Posts Tagged ‘music’

Books x Bastille

Friday, February 18th, 2022

Dearest Readers,

Let me set the scene: It’s 2013–the sun is shining, you’re wearing way too many layered t-shirts, and “Pompeii” by Bastille is blasting on the radio for the fourth time that hour. 

No? Just me?

Luckily for all of us, “Pompeii” did not follow in the tradition of one-hit wonders and was just the first of many great hits released by the English pop rock band. Their latest album, Give Me the Future, released a couple weeks ago and includes their most recent hit, “Shut Off the Lights.

Now, what does any of this have to do with books?

A lot, actually! Not only does Give Me the Future explore Bastille’s own musings on technology, reality, and how the two interact, it’s also chock-full of references to some exceptional science fiction books! The books (and my musings on them) can be found below!

1984 by George Orwell

Perhaps the most famous of the referenced books, 1984 paints a dystopian future in which government is totalitarian and surveillance is omnipresent. It follows Winston Smith, a lowly worker employed to rewrite historical documents who desperately wishes to overthrow the government. Orwell wrote 1984 as a warning against propaganda, regimentation, and the erasure of history, and many terms used in the book, most notably “Big Brother,” have become a part of our regular lexicon.

Island by Aldous Huxley

Writing in direct contrast to his own novel Brave New World, Aldous Huxley crafts the idea of the ultimate utopia in his book Island. In Island, Englishman Will Farnaby deliberately wrecks his ship in order to gain entry to the Kingdom of Pala, located on an island between Sumatra and the Andaman Islands.
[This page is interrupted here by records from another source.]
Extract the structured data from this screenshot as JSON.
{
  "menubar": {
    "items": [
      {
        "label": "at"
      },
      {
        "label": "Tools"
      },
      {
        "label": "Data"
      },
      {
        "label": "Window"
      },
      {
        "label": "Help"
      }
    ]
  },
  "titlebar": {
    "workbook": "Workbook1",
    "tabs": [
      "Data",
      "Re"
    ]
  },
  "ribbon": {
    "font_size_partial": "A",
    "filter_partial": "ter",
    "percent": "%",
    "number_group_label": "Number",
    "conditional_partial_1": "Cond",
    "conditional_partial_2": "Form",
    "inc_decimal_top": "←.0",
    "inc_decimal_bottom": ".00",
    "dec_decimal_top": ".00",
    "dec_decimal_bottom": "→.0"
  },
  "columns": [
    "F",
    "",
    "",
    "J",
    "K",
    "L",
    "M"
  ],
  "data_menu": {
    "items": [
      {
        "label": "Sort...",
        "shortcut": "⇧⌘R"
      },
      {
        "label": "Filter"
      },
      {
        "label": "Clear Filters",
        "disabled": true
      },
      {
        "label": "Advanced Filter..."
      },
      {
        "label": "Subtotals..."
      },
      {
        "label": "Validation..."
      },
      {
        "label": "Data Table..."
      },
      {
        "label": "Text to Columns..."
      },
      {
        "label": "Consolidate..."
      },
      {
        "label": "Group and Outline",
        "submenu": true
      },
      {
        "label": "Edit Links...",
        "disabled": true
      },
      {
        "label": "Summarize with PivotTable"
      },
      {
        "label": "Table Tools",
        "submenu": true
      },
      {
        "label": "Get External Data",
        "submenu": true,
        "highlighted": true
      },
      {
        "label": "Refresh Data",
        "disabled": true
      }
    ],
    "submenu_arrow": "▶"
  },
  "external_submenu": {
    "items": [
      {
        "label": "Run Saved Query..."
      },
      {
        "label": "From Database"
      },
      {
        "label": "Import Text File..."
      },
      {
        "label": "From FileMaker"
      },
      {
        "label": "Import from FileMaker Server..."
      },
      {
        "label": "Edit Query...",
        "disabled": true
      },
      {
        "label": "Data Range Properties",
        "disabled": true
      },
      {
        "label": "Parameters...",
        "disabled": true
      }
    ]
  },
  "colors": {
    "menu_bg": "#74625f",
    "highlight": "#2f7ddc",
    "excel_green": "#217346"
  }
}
The society he finds there is utopic, with a culture that blends western science and eastern Buddhism, values multifaceted education, and believes the key to overcoming suffering and death is to live wholly in the moment. 

Do Androids Dream of Electric Sheep? by Philip K. Dick

Philip K. Dick’s novel, Do Androids Dream of Electric Sheep?, also known by its revised title Blade Runner, is an exploration of morality and what it actually means to be human. The book follows Rick Deckard, a bounty hunter assigned to “retire” androids who have escaped from Mars and fled to Earth. In his hunt for the androids, Deckard comes to learn that the androids are almost entirely indistinguishable from organic human beings and that both have been killed in the process.

Brave New World by Aldous Huxley 

In addition to Island, we have another reference to a Huxley work, this time to his work of dystopian fiction, Brave New World. This story examines a future in which humans are engineered in artificial wombs and later sorted into predetermined castes based on their intelligence and work. Natural-born humans are viewed as “savages” and live in exile on reservations around the world.

Total Recall by Piers Anthony

Based on the story, “We Can Remember It for You Wholesale,” by Philip K. Dick, Total Recall blurs the line between dreams and reality. When Douglas Quail, the novel’s protagonist, is having a fake memory installed, he discovers that the nightmares he’s been having of covert missions on Mars are his true memories that have been repressed by his employers. His life is completely overturned and he is left to question all that he believed to be true.

These are but a few of the incredible books that make the science fiction genre so compelling. If you’re wanting sci-fi that’s a touch more recent and/or diverse, I highly recommend checking out the works of Ursula K. Le Guin, Octavia Butler, Becky Chambers, and Nnedi Okorafor, to name a few.

Happy Reading!

Judy Beaulume